- Activity
Please go through the records below and return every line holding the word "step".

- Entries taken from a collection

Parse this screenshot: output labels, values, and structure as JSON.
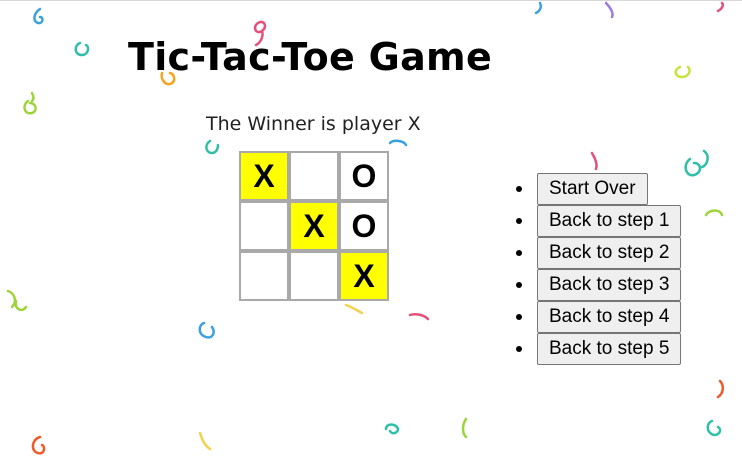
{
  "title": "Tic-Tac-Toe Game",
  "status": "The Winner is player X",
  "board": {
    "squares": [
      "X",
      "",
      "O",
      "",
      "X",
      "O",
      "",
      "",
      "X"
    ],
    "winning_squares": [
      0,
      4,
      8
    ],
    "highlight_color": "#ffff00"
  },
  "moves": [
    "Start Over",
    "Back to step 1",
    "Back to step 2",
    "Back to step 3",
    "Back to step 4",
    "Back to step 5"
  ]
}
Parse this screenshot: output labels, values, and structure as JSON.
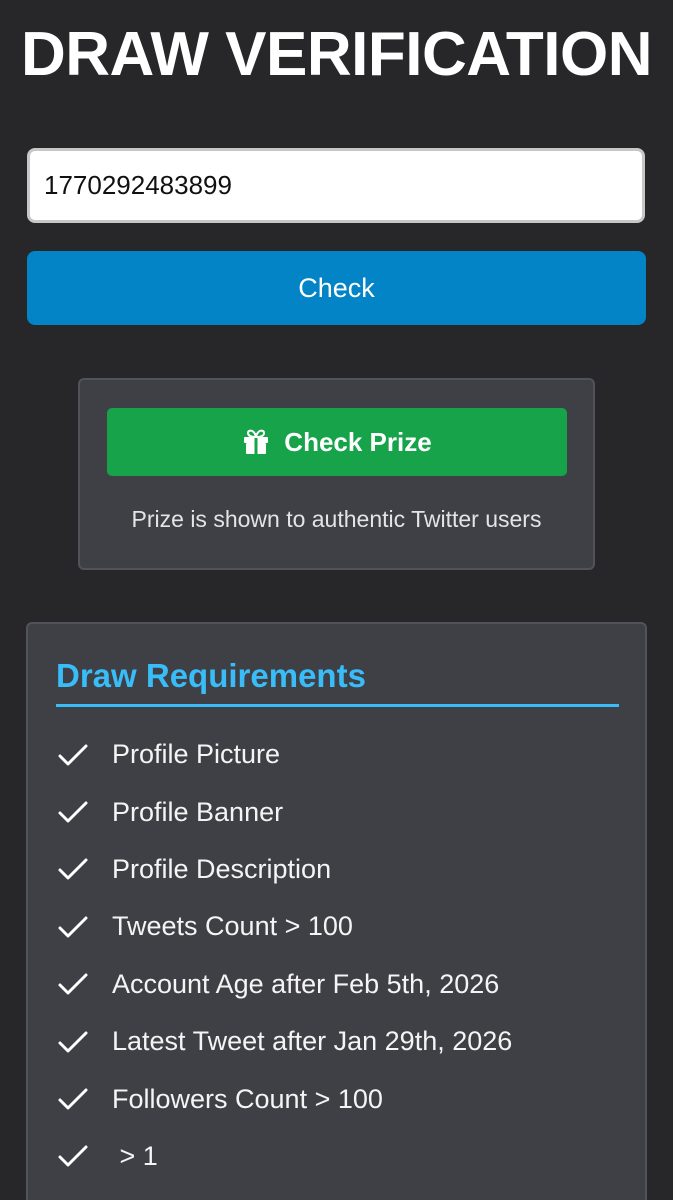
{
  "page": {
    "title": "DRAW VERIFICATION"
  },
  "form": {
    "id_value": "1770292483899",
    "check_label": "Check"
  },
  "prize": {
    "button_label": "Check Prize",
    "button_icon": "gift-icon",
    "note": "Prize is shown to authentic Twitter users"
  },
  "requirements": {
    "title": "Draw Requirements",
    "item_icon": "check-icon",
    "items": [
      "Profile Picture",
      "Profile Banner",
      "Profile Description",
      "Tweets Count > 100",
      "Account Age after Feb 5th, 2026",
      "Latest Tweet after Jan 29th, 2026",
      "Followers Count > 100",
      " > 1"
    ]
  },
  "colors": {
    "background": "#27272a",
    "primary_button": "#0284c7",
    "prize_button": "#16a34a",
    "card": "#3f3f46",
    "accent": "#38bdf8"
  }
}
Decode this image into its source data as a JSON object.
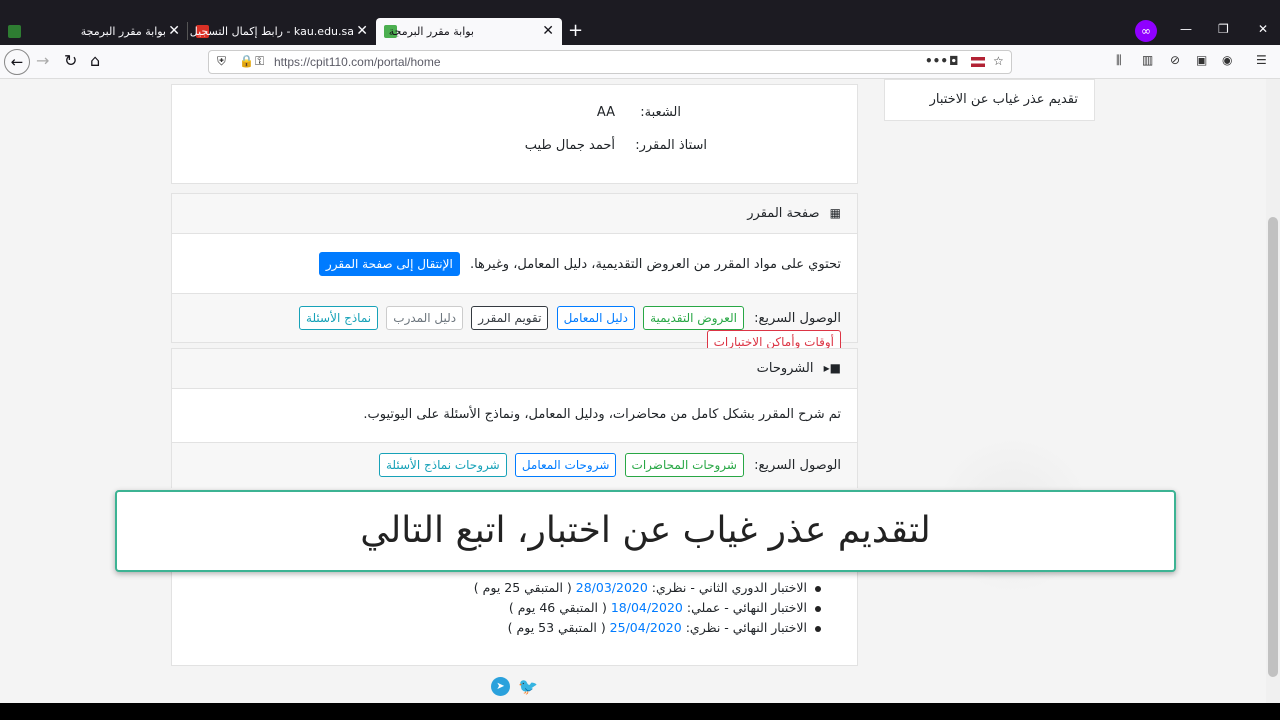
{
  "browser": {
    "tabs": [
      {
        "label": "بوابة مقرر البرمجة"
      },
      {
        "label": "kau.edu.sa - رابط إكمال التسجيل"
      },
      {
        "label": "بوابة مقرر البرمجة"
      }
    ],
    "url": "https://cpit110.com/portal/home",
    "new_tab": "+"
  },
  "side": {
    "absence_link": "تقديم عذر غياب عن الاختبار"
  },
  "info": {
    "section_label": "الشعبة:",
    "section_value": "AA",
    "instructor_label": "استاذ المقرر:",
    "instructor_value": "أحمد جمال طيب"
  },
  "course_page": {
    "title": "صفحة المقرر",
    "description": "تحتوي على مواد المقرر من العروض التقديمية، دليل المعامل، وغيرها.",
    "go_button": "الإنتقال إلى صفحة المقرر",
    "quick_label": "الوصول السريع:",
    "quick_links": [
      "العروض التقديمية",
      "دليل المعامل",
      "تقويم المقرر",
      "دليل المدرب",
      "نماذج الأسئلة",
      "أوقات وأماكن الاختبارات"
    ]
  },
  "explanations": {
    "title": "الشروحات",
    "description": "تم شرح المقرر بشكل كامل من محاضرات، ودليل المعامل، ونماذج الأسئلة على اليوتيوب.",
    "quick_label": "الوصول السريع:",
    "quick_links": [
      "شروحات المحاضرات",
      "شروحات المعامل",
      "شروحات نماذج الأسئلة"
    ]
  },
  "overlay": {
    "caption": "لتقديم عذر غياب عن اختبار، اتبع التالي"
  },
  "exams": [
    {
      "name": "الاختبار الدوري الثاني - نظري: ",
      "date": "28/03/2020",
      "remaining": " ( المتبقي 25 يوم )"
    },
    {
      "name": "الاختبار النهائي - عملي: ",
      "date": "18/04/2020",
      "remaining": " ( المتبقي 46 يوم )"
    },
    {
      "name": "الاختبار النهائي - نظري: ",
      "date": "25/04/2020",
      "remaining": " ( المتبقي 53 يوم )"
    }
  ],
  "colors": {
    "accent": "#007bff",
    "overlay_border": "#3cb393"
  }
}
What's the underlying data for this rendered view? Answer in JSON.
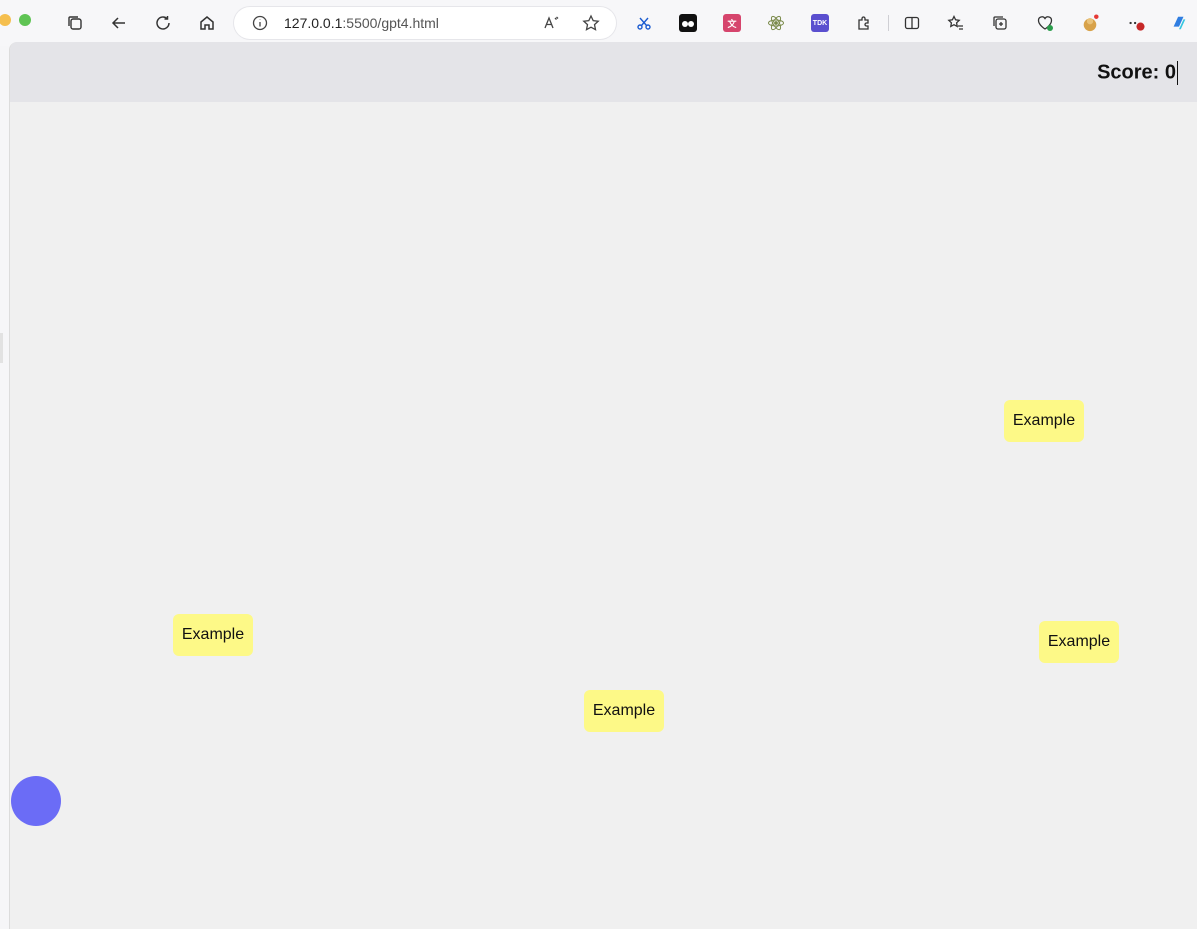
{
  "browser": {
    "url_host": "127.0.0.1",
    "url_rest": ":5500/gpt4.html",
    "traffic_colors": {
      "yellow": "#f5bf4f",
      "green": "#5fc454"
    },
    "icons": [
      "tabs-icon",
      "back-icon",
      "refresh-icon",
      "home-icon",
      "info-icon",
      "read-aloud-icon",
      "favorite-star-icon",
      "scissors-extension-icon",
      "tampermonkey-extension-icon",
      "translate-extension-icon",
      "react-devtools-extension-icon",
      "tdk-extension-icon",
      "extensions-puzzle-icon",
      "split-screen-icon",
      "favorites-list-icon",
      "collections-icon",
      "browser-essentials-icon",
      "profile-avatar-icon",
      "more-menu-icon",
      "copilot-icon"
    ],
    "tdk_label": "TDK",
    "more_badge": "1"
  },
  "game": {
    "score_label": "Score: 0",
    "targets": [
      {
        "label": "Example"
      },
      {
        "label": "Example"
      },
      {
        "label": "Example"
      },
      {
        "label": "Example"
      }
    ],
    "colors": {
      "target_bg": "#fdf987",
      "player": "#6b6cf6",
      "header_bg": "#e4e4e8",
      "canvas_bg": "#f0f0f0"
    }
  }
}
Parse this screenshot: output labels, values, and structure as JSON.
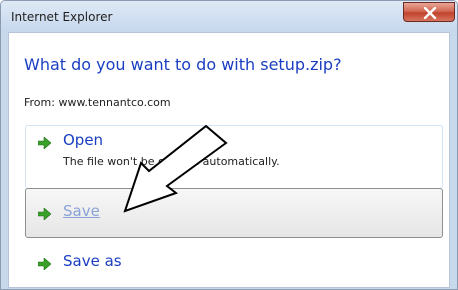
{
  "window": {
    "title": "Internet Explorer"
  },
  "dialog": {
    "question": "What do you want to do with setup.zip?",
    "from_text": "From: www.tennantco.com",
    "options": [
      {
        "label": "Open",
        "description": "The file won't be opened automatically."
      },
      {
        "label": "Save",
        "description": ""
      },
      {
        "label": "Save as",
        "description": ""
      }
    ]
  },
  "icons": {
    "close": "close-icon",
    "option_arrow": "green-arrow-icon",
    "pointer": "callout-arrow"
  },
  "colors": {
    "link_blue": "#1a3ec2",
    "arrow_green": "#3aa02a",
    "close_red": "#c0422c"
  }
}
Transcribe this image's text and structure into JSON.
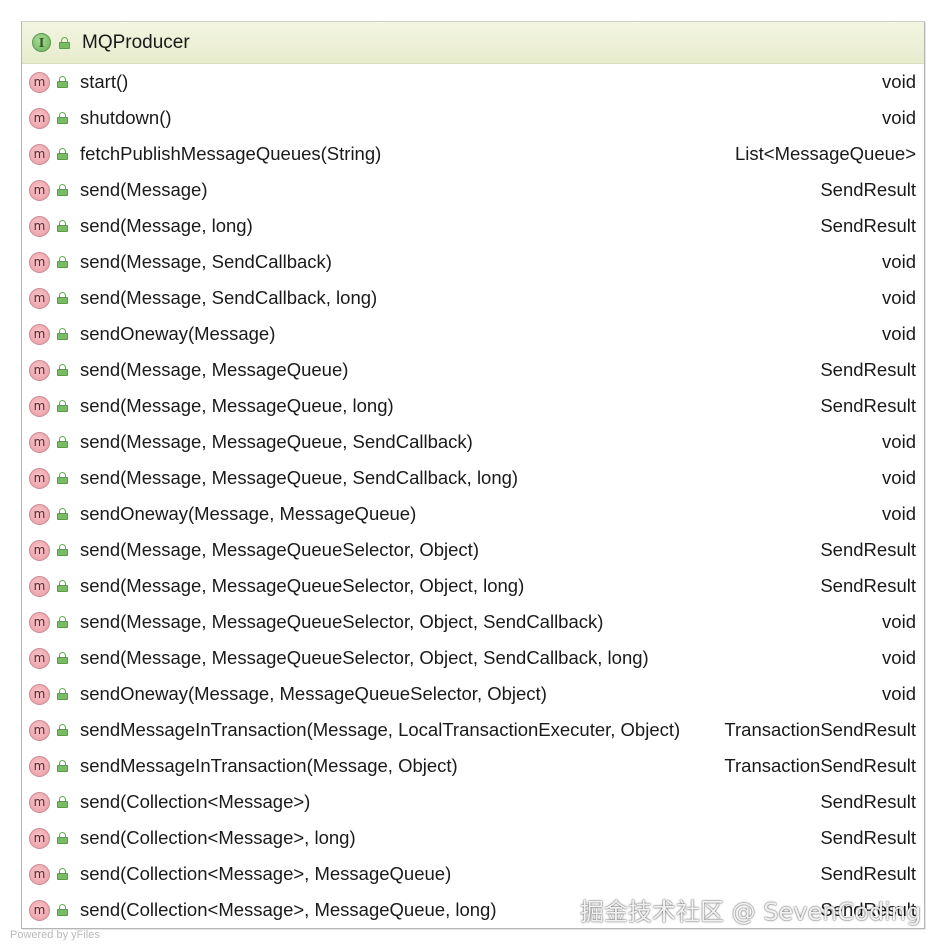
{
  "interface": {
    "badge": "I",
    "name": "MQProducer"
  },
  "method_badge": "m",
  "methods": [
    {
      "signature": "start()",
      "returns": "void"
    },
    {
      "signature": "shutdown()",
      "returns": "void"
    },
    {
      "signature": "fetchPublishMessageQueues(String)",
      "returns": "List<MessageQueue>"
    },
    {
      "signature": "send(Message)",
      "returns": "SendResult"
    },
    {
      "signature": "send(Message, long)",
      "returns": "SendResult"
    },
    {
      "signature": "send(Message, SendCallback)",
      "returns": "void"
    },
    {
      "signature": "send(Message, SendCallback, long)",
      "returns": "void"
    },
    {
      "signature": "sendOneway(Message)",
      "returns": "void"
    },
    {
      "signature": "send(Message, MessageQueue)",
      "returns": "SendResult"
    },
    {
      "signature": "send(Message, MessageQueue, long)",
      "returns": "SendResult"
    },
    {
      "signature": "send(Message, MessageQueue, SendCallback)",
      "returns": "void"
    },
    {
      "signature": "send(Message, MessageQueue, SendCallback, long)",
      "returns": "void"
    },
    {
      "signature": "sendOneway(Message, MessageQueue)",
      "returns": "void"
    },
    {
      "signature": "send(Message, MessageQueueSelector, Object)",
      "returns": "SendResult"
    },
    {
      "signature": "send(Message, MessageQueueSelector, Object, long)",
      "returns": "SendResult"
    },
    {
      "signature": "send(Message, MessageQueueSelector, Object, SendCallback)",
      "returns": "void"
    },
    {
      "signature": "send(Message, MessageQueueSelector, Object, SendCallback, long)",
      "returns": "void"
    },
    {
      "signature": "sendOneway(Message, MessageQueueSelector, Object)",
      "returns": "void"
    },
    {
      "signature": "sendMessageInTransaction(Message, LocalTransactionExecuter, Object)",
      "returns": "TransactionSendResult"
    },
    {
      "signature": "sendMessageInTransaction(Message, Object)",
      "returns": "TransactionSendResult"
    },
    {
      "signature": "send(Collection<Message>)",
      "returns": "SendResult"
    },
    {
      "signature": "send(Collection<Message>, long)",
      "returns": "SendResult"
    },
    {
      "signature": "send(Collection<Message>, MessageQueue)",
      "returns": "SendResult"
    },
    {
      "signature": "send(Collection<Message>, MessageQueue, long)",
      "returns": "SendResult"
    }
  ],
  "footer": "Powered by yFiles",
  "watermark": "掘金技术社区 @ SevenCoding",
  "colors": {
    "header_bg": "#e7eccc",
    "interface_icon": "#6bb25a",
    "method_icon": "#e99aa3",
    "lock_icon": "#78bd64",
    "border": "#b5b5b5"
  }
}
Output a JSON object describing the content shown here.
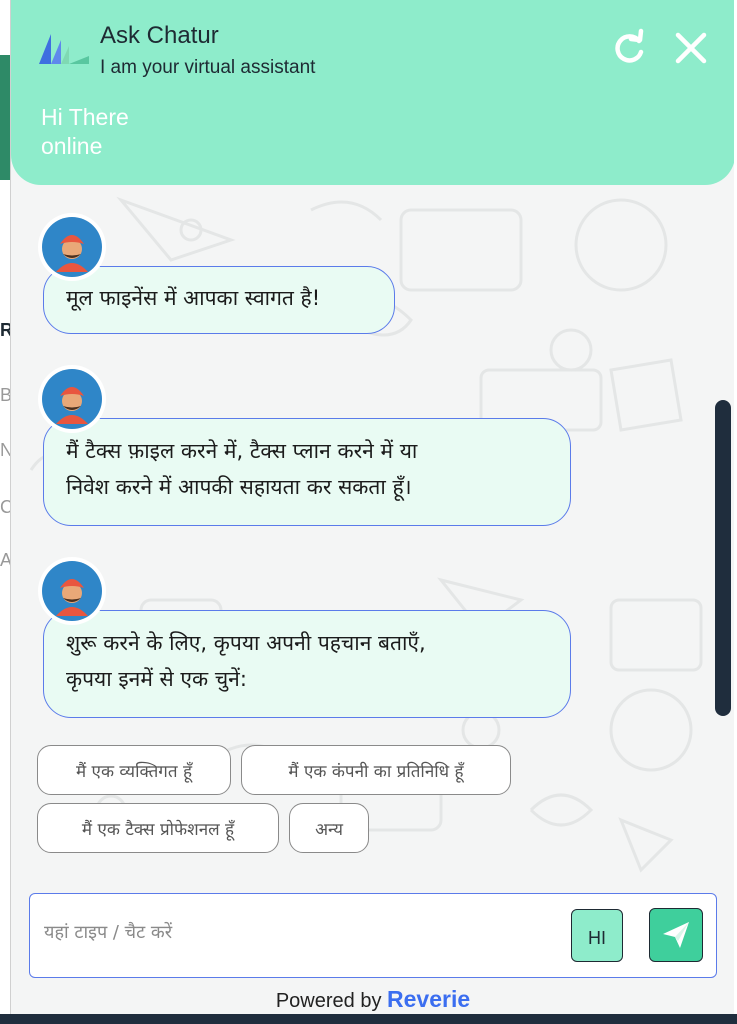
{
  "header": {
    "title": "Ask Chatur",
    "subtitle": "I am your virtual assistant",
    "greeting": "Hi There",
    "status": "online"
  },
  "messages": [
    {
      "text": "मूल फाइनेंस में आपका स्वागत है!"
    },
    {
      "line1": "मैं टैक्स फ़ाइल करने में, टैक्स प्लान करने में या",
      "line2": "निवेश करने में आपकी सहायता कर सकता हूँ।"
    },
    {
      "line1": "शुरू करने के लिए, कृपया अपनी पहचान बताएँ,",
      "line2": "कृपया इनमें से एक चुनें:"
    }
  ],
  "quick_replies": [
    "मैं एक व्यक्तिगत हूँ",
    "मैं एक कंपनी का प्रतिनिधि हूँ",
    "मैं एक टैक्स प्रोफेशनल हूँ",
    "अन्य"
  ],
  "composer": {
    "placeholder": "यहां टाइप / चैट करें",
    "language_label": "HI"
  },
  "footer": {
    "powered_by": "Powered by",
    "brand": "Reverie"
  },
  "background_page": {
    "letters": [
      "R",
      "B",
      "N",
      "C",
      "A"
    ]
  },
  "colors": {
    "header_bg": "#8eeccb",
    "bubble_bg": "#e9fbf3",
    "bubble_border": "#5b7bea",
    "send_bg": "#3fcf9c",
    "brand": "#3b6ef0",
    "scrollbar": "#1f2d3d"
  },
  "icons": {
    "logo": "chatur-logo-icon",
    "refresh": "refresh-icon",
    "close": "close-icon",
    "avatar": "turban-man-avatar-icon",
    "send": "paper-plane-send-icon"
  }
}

- The answer
    "Back to step 1",
    "Back to step 2",
    "Back to step 3",
    "Back to step 4",
    "Back to step 5"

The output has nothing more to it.